The problem is that the genetic instructions that produce the sweet compound have been poorly understood. Mahmoud explains that the gene, which is responsible for a protein that synthesizes the valuable compound, is rarely expressed and produces only very small quantities of the sweet molecule. That has made it difficult to isolate and study.

But Mahmoud and his team were able to overcome the challenge by sequencing an RNA copy of the gene—a temporary blueprint that gets copied and released into a cell as it gets turned into a functioning protein.
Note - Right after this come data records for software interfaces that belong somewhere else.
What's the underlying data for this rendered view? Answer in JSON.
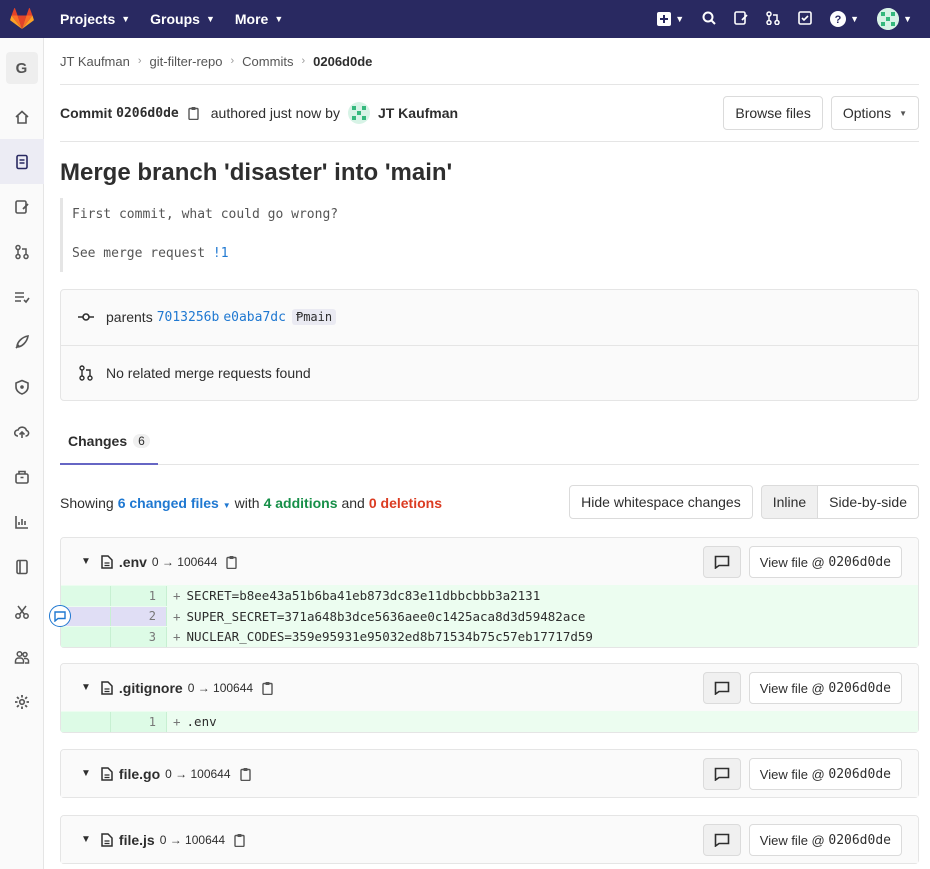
{
  "navbar": {
    "projects_label": "Projects",
    "groups_label": "Groups",
    "more_label": "More"
  },
  "sidebar": {
    "project_initial": "G"
  },
  "breadcrumb": {
    "items": [
      "JT Kaufman",
      "git-filter-repo",
      "Commits",
      "0206d0de"
    ]
  },
  "commit": {
    "label": "Commit",
    "short_sha": "0206d0de",
    "authored_text": "authored just now by",
    "author": "JT Kaufman",
    "browse_files_label": "Browse files",
    "options_label": "Options",
    "title": "Merge branch 'disaster' into 'main'",
    "description_line1": "First commit, what could go wrong?",
    "description_line2_prefix": "See merge request ",
    "description_mr_link": "!1",
    "parents_label": "parents",
    "parent1": "7013256b",
    "parent2": "e0aba7dc",
    "branch": "main",
    "related_mr_text": "No related merge requests found"
  },
  "tabs": {
    "changes_label": "Changes",
    "changes_count": "6"
  },
  "stats": {
    "showing": "Showing",
    "changed_files": "6 changed files",
    "with": "with",
    "additions": "4 additions",
    "and": "and",
    "deletions": "0 deletions",
    "hide_whitespace_label": "Hide whitespace changes",
    "inline_label": "Inline",
    "side_by_side_label": "Side-by-side"
  },
  "files": [
    {
      "name": ".env",
      "mode": "0 → 100644",
      "view_label": "View file @",
      "view_sha": "0206d0de",
      "lines": [
        {
          "num": "1",
          "code": "SECRET=b8ee43a51b6ba41eb873dc83e11dbbcbbb3a2131"
        },
        {
          "num": "2",
          "code": "SUPER_SECRET=371a648b3dce5636aee0c1425aca8d3d59482ace"
        },
        {
          "num": "3",
          "code": "NUCLEAR_CODES=359e95931e95032ed8b71534b75c57eb17717d59"
        }
      ]
    },
    {
      "name": ".gitignore",
      "mode": "0 → 100644",
      "view_label": "View file @",
      "view_sha": "0206d0de",
      "lines": [
        {
          "num": "1",
          "code": ".env"
        }
      ]
    },
    {
      "name": "file.go",
      "mode": "0 → 100644",
      "view_label": "View file @",
      "view_sha": "0206d0de",
      "lines": []
    },
    {
      "name": "file.js",
      "mode": "0 → 100644",
      "view_label": "View file @",
      "view_sha": "0206d0de",
      "lines": []
    }
  ],
  "colors": {
    "navbar": "#292961",
    "link": "#1f78d1",
    "addition": "#168f48",
    "deletion": "#db3b21",
    "tab_underline": "#6666c4"
  }
}
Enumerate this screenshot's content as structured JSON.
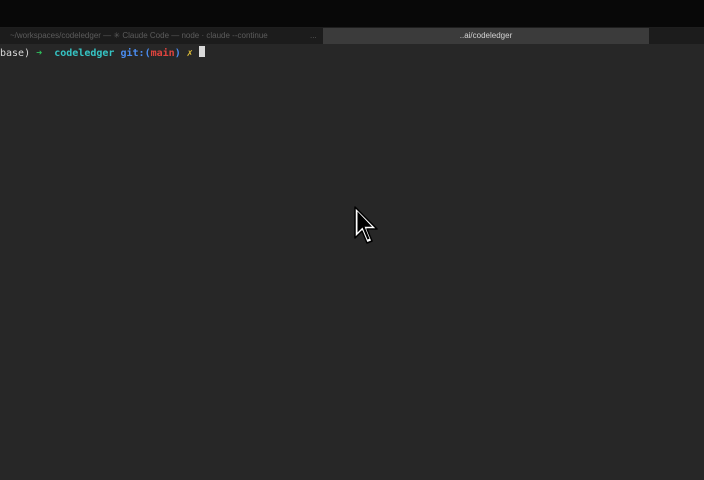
{
  "window": {
    "tabs": [
      {
        "title": "~/workspaces/codeledger — ✳ Claude Code — node · claude --continue",
        "active": false
      },
      {
        "title": "..ai/codeledger",
        "active": true
      }
    ],
    "overflow_label": "..."
  },
  "terminal": {
    "prompt": {
      "env": "base)",
      "arrow": "➜",
      "directory": "codeledger",
      "git_label": "git:",
      "branch_open": "(",
      "branch": "main",
      "branch_close": ")",
      "dirty_marker": "✗"
    },
    "input_value": ""
  },
  "colors": {
    "background": "#272727",
    "arrow": "#2fbf5c",
    "directory": "#35c4c4",
    "git": "#4a8cf0",
    "branch": "#e0443e",
    "dirty": "#e1c039"
  },
  "icons": {
    "pointer": "mouse-pointer-icon"
  }
}
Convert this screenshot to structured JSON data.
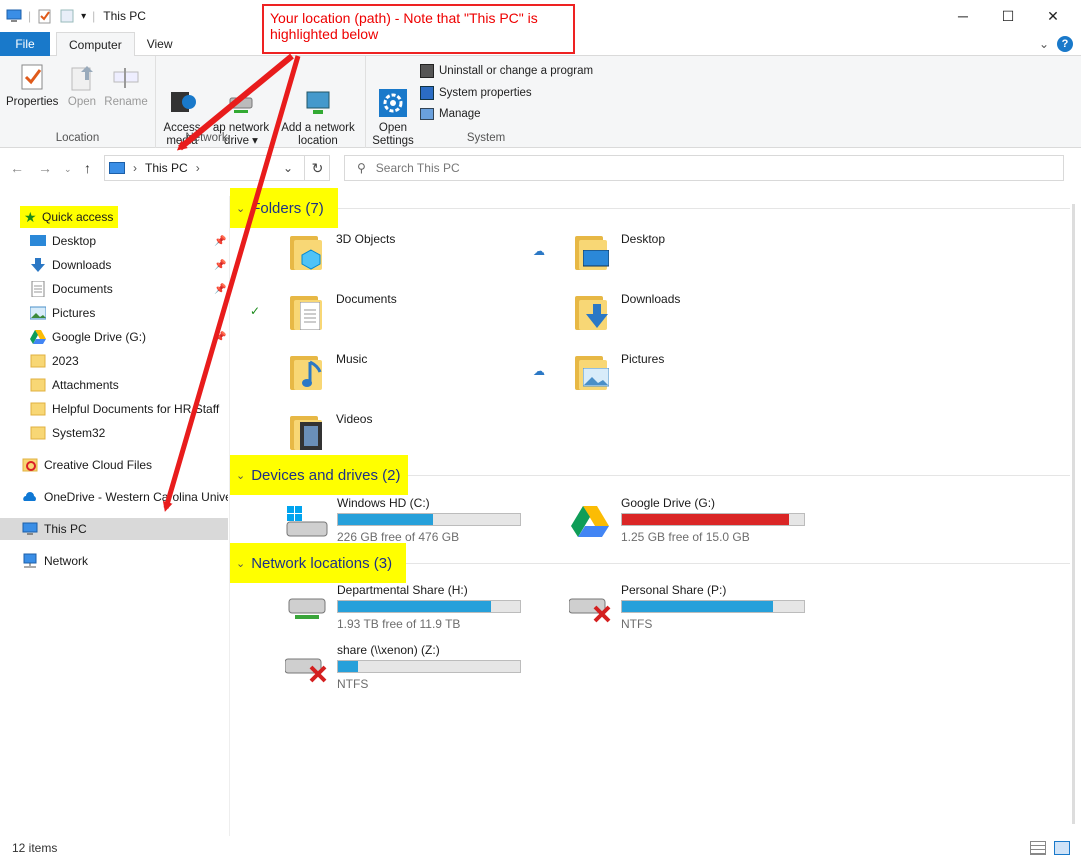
{
  "window": {
    "title": "This PC",
    "minimize_glyph": "─",
    "maximize_glyph": "☐",
    "close_glyph": "✕"
  },
  "ribbon_tabs": [
    {
      "label": "File"
    },
    {
      "label": "Computer"
    },
    {
      "label": "View"
    }
  ],
  "ribbon": {
    "location_group": {
      "label": "Location",
      "buttons": [
        {
          "label": "Properties",
          "icon": "properties-icon"
        },
        {
          "label": "Open",
          "icon": "open-icon"
        },
        {
          "label": "Rename",
          "icon": "rename-icon"
        }
      ]
    },
    "network_group": {
      "label": "Network",
      "buttons": [
        {
          "label": "Access\nmedia",
          "icon": "access-media-icon"
        },
        {
          "label": "ap network\ndrive ▾",
          "icon": "map-network-drive-icon"
        },
        {
          "label": "Add a network\nlocation",
          "icon": "add-network-location-icon"
        }
      ]
    },
    "system_group": {
      "label": "System",
      "open_settings": "Open\nSettings",
      "items": [
        {
          "label": "Uninstall or change a program"
        },
        {
          "label": "System properties"
        },
        {
          "label": "Manage"
        }
      ]
    }
  },
  "address": {
    "path": "This PC",
    "separator": "›",
    "search_placeholder": "Search This PC"
  },
  "nav_pane": {
    "quick_access": "Quick access",
    "items": [
      {
        "label": "Desktop",
        "pinned": true
      },
      {
        "label": "Downloads",
        "pinned": true
      },
      {
        "label": "Documents",
        "pinned": true
      },
      {
        "label": "Pictures",
        "pinned": true
      },
      {
        "label": "Google Drive (G:)",
        "pinned": true
      },
      {
        "label": "2023"
      },
      {
        "label": "Attachments"
      },
      {
        "label": "Helpful Documents for HR Staff"
      },
      {
        "label": "System32"
      }
    ],
    "creative_cloud": "Creative Cloud Files",
    "onedrive": "OneDrive - Western Carolina Univer",
    "this_pc": "This PC",
    "network": "Network"
  },
  "sections": {
    "folders": "Folders (7)",
    "devices": "Devices and drives (2)",
    "network": "Network locations (3)"
  },
  "folders": [
    {
      "label": "3D Objects"
    },
    {
      "label": "Desktop"
    },
    {
      "label": "Documents"
    },
    {
      "label": "Downloads"
    },
    {
      "label": "Music"
    },
    {
      "label": "Pictures"
    },
    {
      "label": "Videos"
    }
  ],
  "drives": [
    {
      "label": "Windows HD (C:)",
      "sub": "226 GB free of 476 GB",
      "used_fraction": 0.52,
      "color": "#26a0da"
    },
    {
      "label": "Google Drive (G:)",
      "sub": "1.25 GB free of 15.0 GB",
      "used_fraction": 0.92,
      "color": "#da2626"
    }
  ],
  "network_locations": [
    {
      "label": "Departmental Share (H:)",
      "sub": "1.93 TB free of 11.9 TB",
      "used_fraction": 0.84
    },
    {
      "label": "Personal Share (P:)",
      "sub": "NTFS",
      "used_fraction": 0.83
    },
    {
      "label": "share (\\\\xenon) (Z:)",
      "sub": "NTFS",
      "used_fraction": 0.11
    }
  ],
  "status": {
    "items": "12 items"
  },
  "annotation": {
    "callout": "Your location (path) - Note that \"This PC\" is highlighted below"
  },
  "colors": {
    "accent": "#1979ca",
    "highlight": "#ffff00",
    "arrow": "#e81c1c"
  }
}
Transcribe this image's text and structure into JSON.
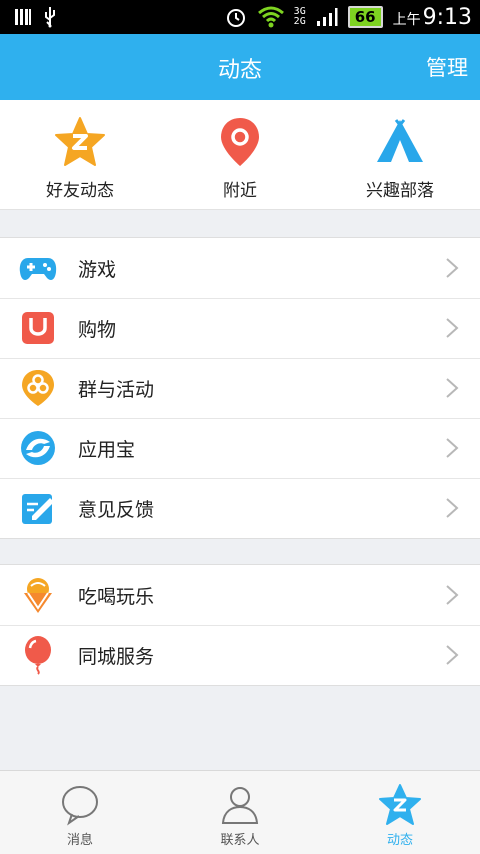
{
  "status_bar": {
    "network_top": "3G",
    "network_bottom": "2G",
    "battery": "66",
    "ampm": "上午",
    "time": "9:13"
  },
  "header": {
    "title": "动态",
    "manage_label": "管理"
  },
  "quick_actions": [
    {
      "label": "好友动态",
      "icon": "star-icon"
    },
    {
      "label": "附近",
      "icon": "location-pin-icon"
    },
    {
      "label": "兴趣部落",
      "icon": "tent-icon"
    }
  ],
  "list_group_1": [
    {
      "label": "游戏",
      "icon": "gamepad-icon"
    },
    {
      "label": "购物",
      "icon": "shopping-bag-icon"
    },
    {
      "label": "群与活动",
      "icon": "group-activity-icon"
    },
    {
      "label": "应用宝",
      "icon": "app-store-icon"
    },
    {
      "label": "意见反馈",
      "icon": "feedback-icon"
    }
  ],
  "list_group_2": [
    {
      "label": "吃喝玩乐",
      "icon": "ice-cream-icon"
    },
    {
      "label": "同城服务",
      "icon": "balloon-icon"
    }
  ],
  "tab_bar": [
    {
      "label": "消息",
      "icon": "message-bubble-icon"
    },
    {
      "label": "联系人",
      "icon": "contacts-icon"
    },
    {
      "label": "动态",
      "icon": "star-tab-icon"
    }
  ],
  "colors": {
    "header": "#2fb0ee",
    "star": "#f5a623",
    "pin": "#f05a4a",
    "tent": "#29a7ea"
  }
}
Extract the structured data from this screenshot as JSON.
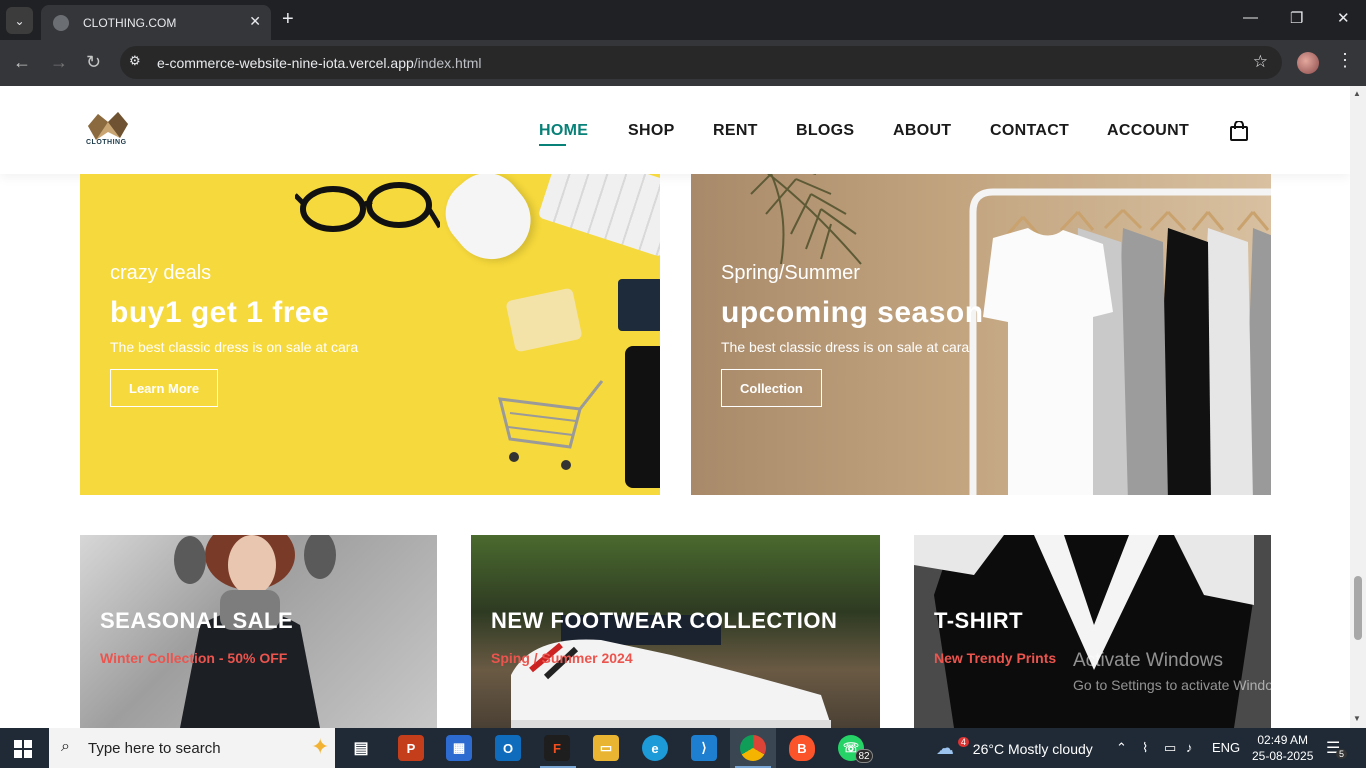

From there, they were able to sequence the gene and model its function.

Related: Lavender can create natural pesticides

“Now that we have the gene sequence and understand how it works, the next step is to engineer a version of the gene that produces even more of the valuable S-linalool,” Mahmoud said. “Lavender essential oils rich in S-linalool are extremely expensive, so a super sweet-smelling lavender plant would certainly be appealing to the cosmetic and fragrance industries.”

“It’s exciting to find the mechanism that gives one of my favourite plants its wonderful smell.”

The research was published in the journal Planta with funding from the Natural Sciences and Engineering Research Council of Canada.

To report a typo, email:
newstips@kelownacapnews.com
.


@KelownaCapNews
newstips@kelownacapnews.com

Like us on Facebook and follow us on Twitter.

Just Posted

Kelowna teen to speak to agriculture minister for World Food Day

Justin Kulik will present his petition to the Ministry of Agriculture on World Food Day

B.C.’s proportional representation referendum: The case for switching to PR

Proponent says PR will give B.C. better political representation

To change, or not to change, that is the proportional representation referendum question

B.C. residents to be asked to decide how they want vote for MLAs in the future

Okanagan Sun finish regular season atop B.C. Football Conference

Clinch home field advantage for Cullen Cup playoffs

Documentary about embedded misogyny in music industry screened at BreakOut West

Kinnie Starr’s documentary screening closed the last day of the festival and conference

Find me my furever home

Frankie is available for adoption from the Kelowna BC SPCA

Freestyle motocross riders bring death-defying tricks to the South Okanagan

Freestyle Motocross World Tour is coming to the South Okanagan Events Centre in Penticton

Joint inspection planned for missing journalist at Saudi Consulate

Turkish officials have said they fear a Saudi hit team killed and dismembered Washington Potst reporter Jamal Khashoggi

Sears files for bankruptcy amid plunging sales, massive debt

The company started as a mail order catalogue in the 1880s

BREAKING: Prince Harry and Meghan expecting their 1st child in spring

The announcement of the pregnancy confirms weeks of speculation from royal watchers

Documentary series investigates missing North Okanagan women

APTN Investigates: Dark Valley airs Oct. 19

Enbridge to begin building road to access pipeline explosion site in B.C.

An explosion Tuesday knocked out a 91-centimetre line

Andrew Scheer on revamped NAFTA deal: ‘I would have signed a better one’

Conservative leader says he wouldn’t have signed USMCA

Matheson will have NHL hearing after Canucks rookie Pettersson hit

The 19-year-old Swedish centre appeared woozy after the hit

Most Read